**INPUT**.
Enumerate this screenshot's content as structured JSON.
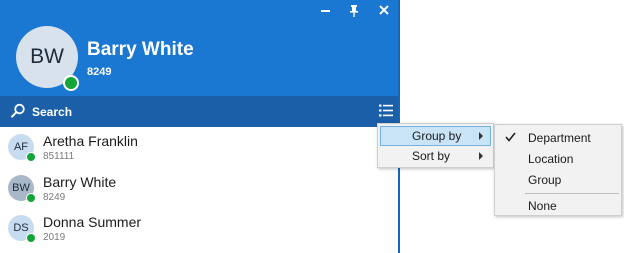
{
  "window": {
    "minimize_icon": "minimize-icon",
    "pin_icon": "pin-icon",
    "close_icon": "close-icon"
  },
  "user": {
    "initials": "BW",
    "name": "Barry White",
    "extension": "8249",
    "presence": "available"
  },
  "search": {
    "placeholder": "Search",
    "icon": "search-icon",
    "view_icon": "list-view-icon"
  },
  "contacts": [
    {
      "initials": "AF",
      "name": "Aretha Franklin",
      "extension": "851111",
      "avatar_color": "#c8dcef"
    },
    {
      "initials": "BW",
      "name": "Barry White",
      "extension": "8249",
      "avatar_color": "#a9b8c8"
    },
    {
      "initials": "DS",
      "name": "Donna Summer",
      "extension": "2019",
      "avatar_color": "#c8dcef"
    }
  ],
  "context_menu": {
    "items": [
      {
        "label": "Group by",
        "has_submenu": true,
        "highlighted": true
      },
      {
        "label": "Sort by",
        "has_submenu": true,
        "highlighted": false
      }
    ]
  },
  "group_by_menu": {
    "items": [
      {
        "label": "Department",
        "checked": true
      },
      {
        "label": "Location",
        "checked": false
      },
      {
        "label": "Group",
        "checked": false
      },
      {
        "label": "None",
        "checked": false
      }
    ]
  },
  "colors": {
    "header": "#1a78d2",
    "search_bar": "#1b5fa8",
    "presence_available": "#13a538",
    "menu_highlight": "#c9e3f7"
  }
}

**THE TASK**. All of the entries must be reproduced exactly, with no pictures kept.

**ANSWER SPACE**.
Enumerate this screenshot's content as structured JSON.
{
  "window": {
    "minimize_icon": "minimize-icon",
    "pin_icon": "pin-icon",
    "close_icon": "close-icon"
  },
  "user": {
    "initials": "BW",
    "name": "Barry White",
    "extension": "8249",
    "presence": "available"
  },
  "search": {
    "placeholder": "Search",
    "icon": "search-icon",
    "view_icon": "list-view-icon"
  },
  "contacts": [
    {
      "initials": "AF",
      "name": "Aretha Franklin",
      "extension": "851111",
      "avatar_color": "#c8dcef"
    },
    {
      "initials": "BW",
      "name": "Barry White",
      "extension": "8249",
      "avatar_color": "#a9b8c8"
    },
    {
      "initials": "DS",
      "name": "Donna Summer",
      "extension": "2019",
      "avatar_color": "#c8dcef"
    }
  ],
  "context_menu": {
    "items": [
      {
        "label": "Group by",
        "has_submenu": true,
        "highlighted": true
      },
      {
        "label": "Sort by",
        "has_submenu": true,
        "highlighted": false
      }
    ]
  },
  "group_by_menu": {
    "items": [
      {
        "label": "Department",
        "checked": true
      },
      {
        "label": "Location",
        "checked": false
      },
      {
        "label": "Group",
        "checked": false
      },
      {
        "label": "None",
        "checked": false
      }
    ]
  },
  "colors": {
    "header": "#1a78d2",
    "search_bar": "#1b5fa8",
    "presence_available": "#13a538",
    "menu_highlight": "#c9e3f7"
  }
}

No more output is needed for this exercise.